We’ve all had those days right? We’re playing piano at home, or in a rehearsal, or maybe even in a concert. And it’s not “happening.” The music isn’t flowing. Or it just sounds bland. Or we’re just playing the same-old-same-old bring stuff over and over again. What do you do when this happens? (And yes, it’s going to happen at times!) Over the years I’ve become fascinated with these moments, because they afford us a special opportunity to go “beyond ourselves” at the moment. In fact, going “beyond ourselves” is really the only way we’ll begin play better. This is [...]

Is it worth $200 – $300 to see Elton John in concert?

By |October 6th, 2019|

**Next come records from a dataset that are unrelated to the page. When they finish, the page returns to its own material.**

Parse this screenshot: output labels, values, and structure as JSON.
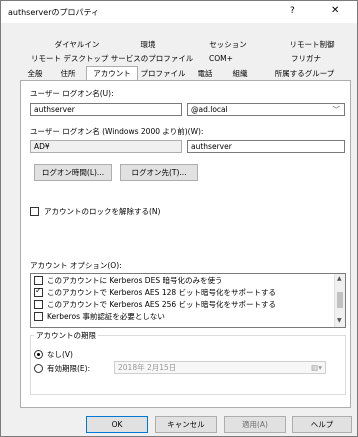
{
  "window": {
    "title": "authserverのプロパティ",
    "help": "?",
    "close": "✕"
  },
  "tabs": {
    "row1": [
      "ダイヤルイン",
      "環境",
      "セッション",
      "リモート制御"
    ],
    "row2": [
      "リモート デスクトップ サービスのプロファイル",
      "COM+",
      "フリガナ"
    ],
    "row3": [
      "全般",
      "住所",
      "アカウント",
      "プロファイル",
      "電話",
      "組織",
      "所属するグループ"
    ],
    "active": "アカウント"
  },
  "account": {
    "logon_name_label": "ユーザー ログオン名(U):",
    "logon_name_value": "authserver",
    "domain_value": "@ad.local",
    "pre2000_label": "ユーザー ログオン名 (Windows 2000 より前)(W):",
    "pre2000_domain": "AD¥",
    "pre2000_user": "authserver",
    "logon_hours_button": "ログオン時間(L)...",
    "logon_to_button": "ログオン先(T)...",
    "unlock_label": "アカウントのロックを解除する(N)",
    "options_label": "アカウント オプション(O):",
    "options": [
      {
        "label": "このアカウントに Kerberos DES 暗号化のみを使う",
        "checked": false
      },
      {
        "label": "このアカウントで Kerberos AES 128 ビット暗号化をサポートする",
        "checked": true
      },
      {
        "label": "このアカウントで Kerberos AES 256 ビット暗号化をサポートする",
        "checked": false
      },
      {
        "label": "Kerberos 事前認証を必要としない",
        "checked": false
      }
    ],
    "expiry_group_label": "アカウントの期限",
    "never_label": "なし(V)",
    "end_of_label": "有効期限(E):",
    "end_date": "2018年  2月15日"
  },
  "footer": {
    "ok": "OK",
    "cancel": "キャンセル",
    "apply": "適用(A)",
    "help": "ヘルプ"
  }
}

Is it worth $200 - $300 to see Elton John in concert? That’s the question I’ve asked myself several times over the past year, as Sir Elton tours the world one (long) last time, on his Farewell Yellow Brick Road tour. You see, even though Elton’s Greatest Hits cassette tape was the first recording I ever bought and I’ve performed his songs countless times since then, I’ve never seen him in concert. So when tickets for his Madison Square Garden shows originally went on sale months ago, I eagerly logged into the Ticketmaster website 30 minutes before tickets went on [...]

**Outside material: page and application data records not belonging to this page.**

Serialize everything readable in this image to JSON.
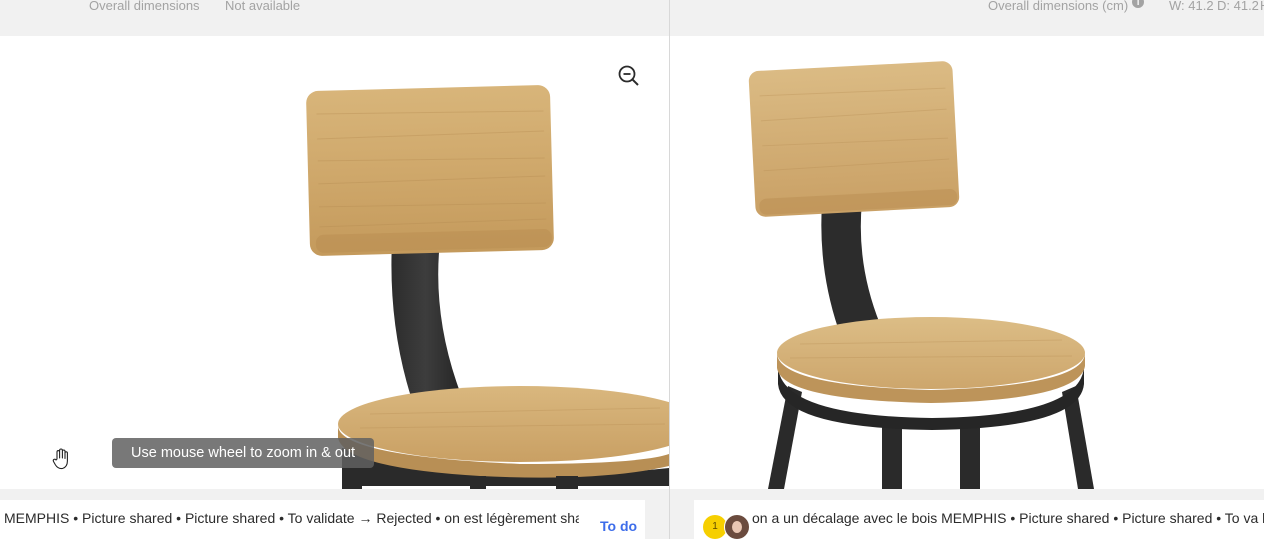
{
  "left_panel": {
    "dimensions_label": "Overall dimensions",
    "dimensions_value": "Not available",
    "zoom_hint": "Use mouse wheel to zoom in & out",
    "zoom_icon": "zoom-out-icon",
    "pan_icon": "hand-icon",
    "comment": {
      "text": "MEMPHIS • Picture shared • Picture shared • To validate → Rejected • on est légèrement shared • • To validate → Accepted • To validate → Accepted",
      "status_link": "To do"
    }
  },
  "right_panel": {
    "dimensions_label": "Overall dimensions (cm)",
    "info_icon": "info-icon",
    "width": "W: 41.2",
    "depth": "D: 41.2",
    "height": "H",
    "comment": {
      "badge_count": "1",
      "avatar_icon": "user-avatar",
      "text": "on a un décalage avec le bois MEMPHIS • Picture shared • Picture shared • To va légèrement trop clair maintenant • Picture shared • • To validate → Accepted • T"
    }
  },
  "colors": {
    "link": "#3d6dea",
    "badge": "#f6cf00",
    "dimension_text": "#a3a3a3",
    "panel_background": "#f1f1f1"
  }
}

Are you playing the correct melody to Miles Davis’ “Freddie The Freeloader?”

By |September 30th, 2019|

It’s only after we know the history of each tune, artist, and style of jazz that we’re truly free to either stay within it, alter it, or seek out a new approach entirely. The most radical jazz musicians are often the ones with a deep sense of what’s come before them. Sometimes this applies to an entire style of jazz. Early New Orleans Jazz is a good example of this. Every time I listen to one of Louis Armstrong’s Hot Five recordings, I come away with a new arranging idea that I can apply to ant style I’m currently playing. [...]

Down the rabbit hole with Grace Slick and Jefferson Airplane

By |September 23rd, 2019|

Do you ever listen to classic rock on the radio? I sometimes do, in the car, and while I enjoy many of the songs they play, I’ve come to realize it’s only a tiny sliver of the range of classic rock. In a way, it’s kind of like “pop rock that most listeners will keep listening to instead of changing the station.” So they play the same 5 Pink Floyd songs, the same 6 Billy Joel hits, and maybe the same 7 Led Zeppelin selections, week in and week out. But as musicians, we want to go deeper. We’re musical [...]